Good point. Panasonic implements that movable focus point and touch-shutter quite well. One of the best uses of a touch screen,

2 upvotes
D Cox
By D Cox (Oct 15, 2012)

I agree. It is absurd to think that a user buys an expensive camera for only one type of photography. Many people will want to use the EVF in some situations (for instance sports) and the touch screen in others (such as macro).

3 upvotes
Emacs23
By Emacs23 (Oct 15, 2012)

> MW:It is contradictory. We believe that a user who buys a camera with an
> OLED EVF is concentrating on the shooting experience and wants to have
> everything at their fingertips by direct button control. We believe their interest
> in touchscreen capability is far less than the user who shoots with the camera > held at arm's length.

Well. This could mean NEX-6 and NEX-7 users won't use tripod. It also could mean Sony provided easy and fast way to set arbitrary point as focus or magnification center when using EVF.
In reality sony didn't make any. Mr president think their customers are all fools? When Sony stop making half baked crap?

0 upvotes
jerome_munich
By jerome_munich (Oct 15, 2012)

"The A99 becomes the first pro-level SLT camera. Are pros ready to give up an optical viewfinder?

PM: We're being disruptive. Part of the appeal of being disruptive is that pros see that we're being innovative and want to explore what Sony has to offer."

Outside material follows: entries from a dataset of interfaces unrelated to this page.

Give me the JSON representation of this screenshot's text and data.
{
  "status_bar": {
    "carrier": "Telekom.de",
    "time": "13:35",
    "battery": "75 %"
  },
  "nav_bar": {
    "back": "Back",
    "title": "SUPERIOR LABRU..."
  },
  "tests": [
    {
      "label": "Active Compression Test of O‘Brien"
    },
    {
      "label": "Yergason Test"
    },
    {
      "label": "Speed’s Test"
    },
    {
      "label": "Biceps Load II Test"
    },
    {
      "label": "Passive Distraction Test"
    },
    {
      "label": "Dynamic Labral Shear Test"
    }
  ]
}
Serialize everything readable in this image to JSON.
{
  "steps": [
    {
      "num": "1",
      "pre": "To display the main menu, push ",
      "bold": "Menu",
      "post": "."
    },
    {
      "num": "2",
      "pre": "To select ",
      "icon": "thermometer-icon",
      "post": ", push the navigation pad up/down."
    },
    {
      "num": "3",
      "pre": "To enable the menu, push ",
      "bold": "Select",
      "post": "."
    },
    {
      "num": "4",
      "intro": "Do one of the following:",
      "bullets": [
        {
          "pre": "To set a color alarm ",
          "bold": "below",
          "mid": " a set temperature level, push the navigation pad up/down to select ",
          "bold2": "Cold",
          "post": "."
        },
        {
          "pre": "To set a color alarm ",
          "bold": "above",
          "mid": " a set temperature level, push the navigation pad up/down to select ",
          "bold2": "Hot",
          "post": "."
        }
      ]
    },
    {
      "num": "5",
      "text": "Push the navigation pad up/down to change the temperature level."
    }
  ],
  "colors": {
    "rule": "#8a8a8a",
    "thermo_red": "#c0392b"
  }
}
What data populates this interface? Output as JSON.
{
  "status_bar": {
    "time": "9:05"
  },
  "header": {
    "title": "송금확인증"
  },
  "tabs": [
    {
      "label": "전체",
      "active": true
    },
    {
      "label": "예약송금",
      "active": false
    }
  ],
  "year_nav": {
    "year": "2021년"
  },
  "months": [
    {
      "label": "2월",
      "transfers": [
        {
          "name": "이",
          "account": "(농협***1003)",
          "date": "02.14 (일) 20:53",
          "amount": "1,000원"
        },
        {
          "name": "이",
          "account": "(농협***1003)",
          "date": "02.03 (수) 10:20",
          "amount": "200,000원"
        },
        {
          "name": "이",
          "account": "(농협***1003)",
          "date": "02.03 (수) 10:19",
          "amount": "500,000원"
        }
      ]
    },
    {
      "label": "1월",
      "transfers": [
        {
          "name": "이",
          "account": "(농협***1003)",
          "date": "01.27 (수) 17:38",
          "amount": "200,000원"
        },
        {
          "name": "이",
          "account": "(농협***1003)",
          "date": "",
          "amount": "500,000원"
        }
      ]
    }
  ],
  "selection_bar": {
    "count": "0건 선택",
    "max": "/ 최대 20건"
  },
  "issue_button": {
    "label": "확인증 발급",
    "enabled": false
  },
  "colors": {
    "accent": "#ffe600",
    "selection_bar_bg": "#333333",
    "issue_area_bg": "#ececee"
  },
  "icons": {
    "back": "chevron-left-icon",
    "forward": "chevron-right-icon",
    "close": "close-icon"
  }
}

Being disruptive is a good thing. Being disruptive without the safety net of offering the customers what they know and love is a risky bet on the future. Keeping a line of more traditional cameras in parallel with a more "modern" line of SLT cameras would be a prudent choice and would insure support from faithful users.

4 upvotes
Boerseuntjie
By Boerseuntjie (Oct 15, 2012)

I agree with you and that is why my a900 will be my last Sony and the Nikon D800 and D600 is beckoning, there is one thing about being so disrupting to the point of Alienating your loyal customers a.k.a the Minolta users from the past, I cannot see any part of Minolta left in any new Sony camera, the might as well drop the A-mount and adopt the E-mount for all their cameras, that would be the final nail in Minolta's coffin

Comment edited 5 times, last edit 10 minutes after posting
2 upvotes
Total comments: 133
12